1A00, ,1aFF   = 10 V on DAC

1920 or 2145 VDC on the output across C56

80-365 / 366 Pass energy board range note

The 80-365 and 80-366 pass energies have different maximums.

The 80-365 is 1920V

The 80-366 is 2145V

Make sure that you have the correct procedure when you calibrate the board.

Measuring the Pass Energy output voltages

There are some scale factors involved when measuring the pass energy voltages.   

If you are measuring the pass energy voltage across C56 on the pass energy board, the scale factor is approximately X 1.34.  For example, if you set the pass energy to 187.85, the output voltage across C56 is 187.85 X 1.34 = 251.8 VDC.   You can calculate any pass energy actual voltage value by multiplying the pass energy in the software (set up an alignment or survey) by 1.34.

If you are measuring the test points in the filter box, the scale factor is to divide by 1.7.    For example, a pass energy of 187.5 divided by 1.7 = 110.3 VDC.  If you set up the pass energy to 187.5 in the software, you will see approximately 110.3 VDC between the IC and OC test points in the filter box.
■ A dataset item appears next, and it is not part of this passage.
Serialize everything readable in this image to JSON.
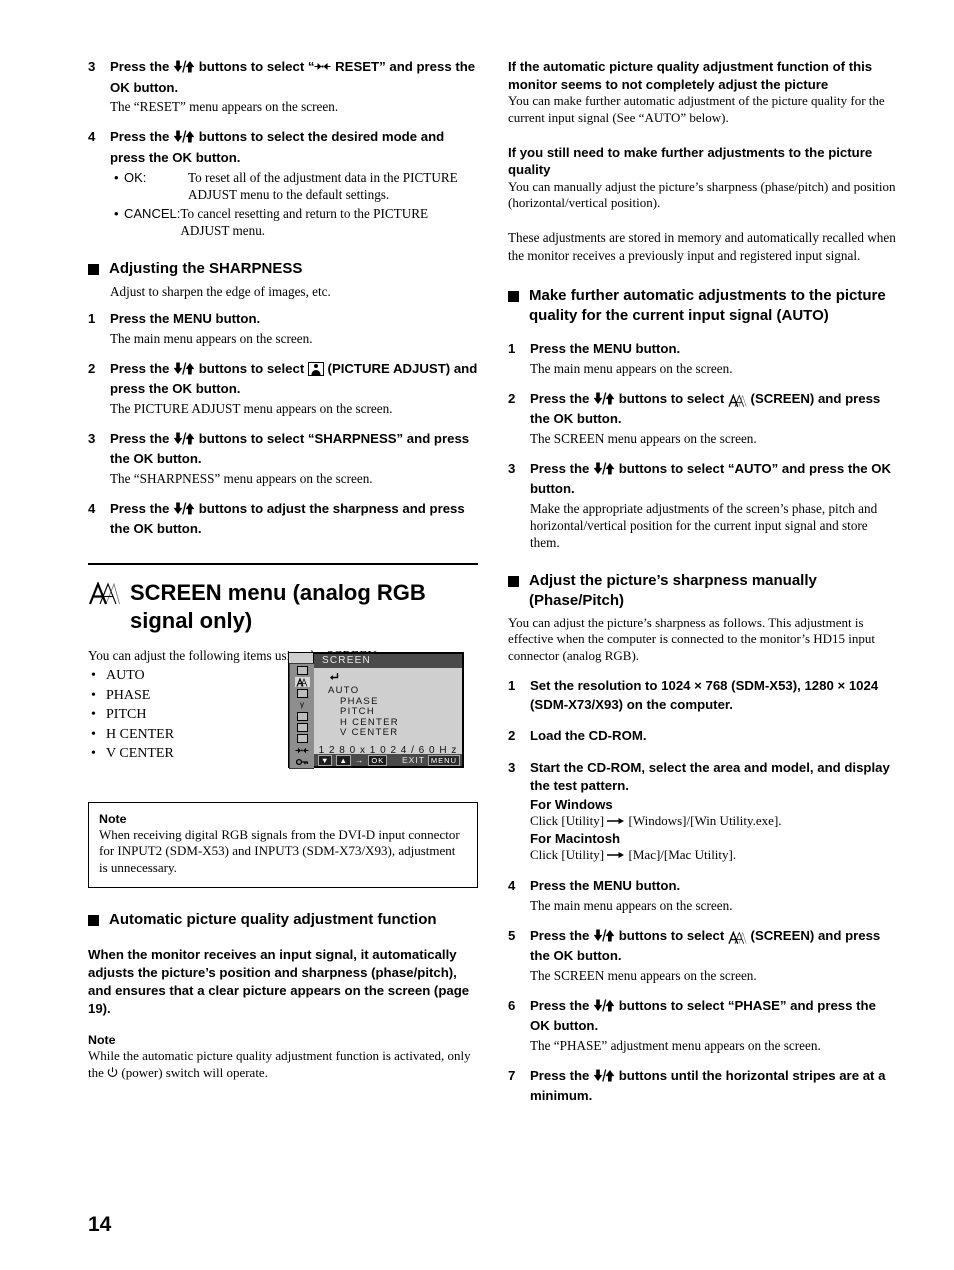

The resistors in the filter box divide the voltages so that they are correct on the IC, OC and MR contacts in the analyzer.

To summarize –

C56 output on pass energy board = Pass Energy X 1.34

Test points in filter box = Pass Energy divided by 1.7

80-365 Local Power supply board notes

Capacitor Voltage Comments
C33 22V +/1 1.5V   adjust R27 Transformer output before regulator
C35 +15 Pass energy board power
C36 -15 Pass energy board power
C34 +5V Pass energy board power
     
C9 22V +/1 1.5V  adjust R3 Transformer output before regulator
C10 +15 Lens board power
C7 -15V Lens board power
C12 +5V Lens board power
     
CR35 cathode to CR36 anode +225V Pass energy board power
CR 37 anode to CR36 anode -225V Pass energy board power
     
CR17 cathode to CR17 anode +150V
CR18 anode to CR17 anode -150
 

TIP: If the voltages are low when the pass energy or lens boards are installed, most likely the issue is a weak 3524 regulator. Replace it with a new SG3524N

80-365 Retard supply bytes

bitlow byte (hex) hi byte (hex)DAC V
0110012000
1110112000.00015259
2110212000.00030518
3110412000.00061035
4110812000.0012207
5111012000.00244141
6112012000.00488281
7114012000.00976563
8118012000.01953125
9110012010.0390625
10110012020.078125
11110012040.15625
12110012080.3125
13110012100.625
14110012201.25
15110012402.5
16110012805
All11FF12FF10